David Iben put it well when he said, ‘Volatility is not a risk we care about. What we care about is avoiding the permanent loss of capital.’ When we think about how risky a company is, we always like to look at its use of debt, since debt overload can lead to ruin. Importantly, Supernus Pharmaceuticals, Inc. (NASDAQ:SUPN) does carry debt. But should shareholders be worried about its use of debt?
Why Does Debt Bring Risk?
Debt is a tool to help businesses grow, but if a business is incapable of paying off its lenders, then it exists at their mercy. Ultimately, if the company can’t fulfill its legal obligations to repay debt, shareholders could walk away with nothing. However, a more usual (but still expensive) situation is where a company must dilute shareholders at a cheap share price simply to get debt under control. Of course, debt can be an important tool in businesses, particularly capital heavy businesses. The first thing to do when considering how much debt a business uses is to look at its cash and debt together.
What Is Supernus Pharmaceuticals’s Net Debt?
The image below, which you can click on for greater detail, shows that at March 2021 Supernus Pharmaceuticals had debt of US$366.0m, up from US$349.2m in one year.
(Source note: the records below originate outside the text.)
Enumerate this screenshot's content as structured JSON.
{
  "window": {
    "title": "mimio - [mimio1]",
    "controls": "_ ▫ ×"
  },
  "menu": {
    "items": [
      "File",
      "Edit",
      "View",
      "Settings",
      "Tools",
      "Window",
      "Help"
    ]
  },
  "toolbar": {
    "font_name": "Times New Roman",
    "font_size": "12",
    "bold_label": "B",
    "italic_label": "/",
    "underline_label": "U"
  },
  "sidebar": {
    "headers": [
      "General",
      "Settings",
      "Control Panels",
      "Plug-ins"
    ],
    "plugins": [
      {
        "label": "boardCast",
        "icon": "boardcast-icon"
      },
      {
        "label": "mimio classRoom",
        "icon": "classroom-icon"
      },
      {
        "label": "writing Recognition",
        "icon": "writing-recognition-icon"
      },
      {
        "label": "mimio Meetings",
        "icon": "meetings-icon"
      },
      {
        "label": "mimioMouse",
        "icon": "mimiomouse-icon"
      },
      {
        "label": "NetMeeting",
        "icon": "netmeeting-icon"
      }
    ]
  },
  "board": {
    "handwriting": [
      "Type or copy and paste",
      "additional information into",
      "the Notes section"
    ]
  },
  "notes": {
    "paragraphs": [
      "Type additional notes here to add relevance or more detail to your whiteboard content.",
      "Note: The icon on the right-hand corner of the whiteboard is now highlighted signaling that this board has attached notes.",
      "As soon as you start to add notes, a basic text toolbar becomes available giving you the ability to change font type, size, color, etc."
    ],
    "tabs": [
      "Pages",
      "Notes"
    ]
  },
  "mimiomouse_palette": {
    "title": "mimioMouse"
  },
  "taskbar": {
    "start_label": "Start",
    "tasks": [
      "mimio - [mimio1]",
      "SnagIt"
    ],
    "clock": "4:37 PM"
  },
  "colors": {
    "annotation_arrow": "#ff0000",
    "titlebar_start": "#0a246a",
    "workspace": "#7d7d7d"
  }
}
But on the other hand it also has US$391.1m in cash, leading to a US$25.1m net cash position.
A Look At Supernus Pharmaceuticals’ Liabilities
Zooming in on the latest balance sheet data, we can see that Supernus Pharmaceuticals had liabilities of US$240.8m due within 12 months and liabilities of US$512.2m due beyond that. Offsetting these obligations, it had cash of US$391.1m as well as receivables valued at US$127.1m due within 12 months. So its liabilities total US$234.8m more than the combination of its cash and short-term receivables.
Since publicly traded Supernus Pharmaceuticals shares are worth a total of US$1.61b, it seems unlikely that this level of liabilities would be a major threat. Having said that, it’s clear that we should continue to monitor its balance sheet, lest it change for the worse. Despite its noteworthy liabilities, Supernus Pharmaceuticals boasts net cash, so it’s fair to say it does not have a heavy debt load!
And we also note warmly that Supernus Pharmaceuticals grew its EBIT by 13% last year, making its debt load easier to handle. When analysing debt levels, the balance sheet is the obvious place to start. But it is future earnings, more than anything, that will determine Supernus Pharmaceuticals’s ability to maintain a healthy balance sheet going forward.
Finally, a company can only pay off debt with cold hard cash, not accounting profits. Supernus Pharmaceuticals may have net cash on the balance sheet, but it is still interesting to look at how well the business converts its earnings before interest and tax (EBIT) to free cash flow, because that will influence both its need for, and its capacity to manage debt. During the last three years, Supernus Pharmaceuticals generated free cash flow amounting to a very robust 86% of its EBIT, more than we’d expect. That puts it in a very strong position to pay down debt.
Although Supernus Pharmaceuticals’s balance sheet isn’t particularly strong, due to the total liabilities, it is clearly positive to see that it has net cash of US$25.1m. The cherry on top was that in converted 86% of that EBIT to free cash flow, bringing in US$163m. So we don’t think Supernus Pharmaceuticals’s use of debt is risky. The balance sheet is clearly the area to focus on when you are analysing debt. However, not all investment risk resides within the balance sheet – far from it.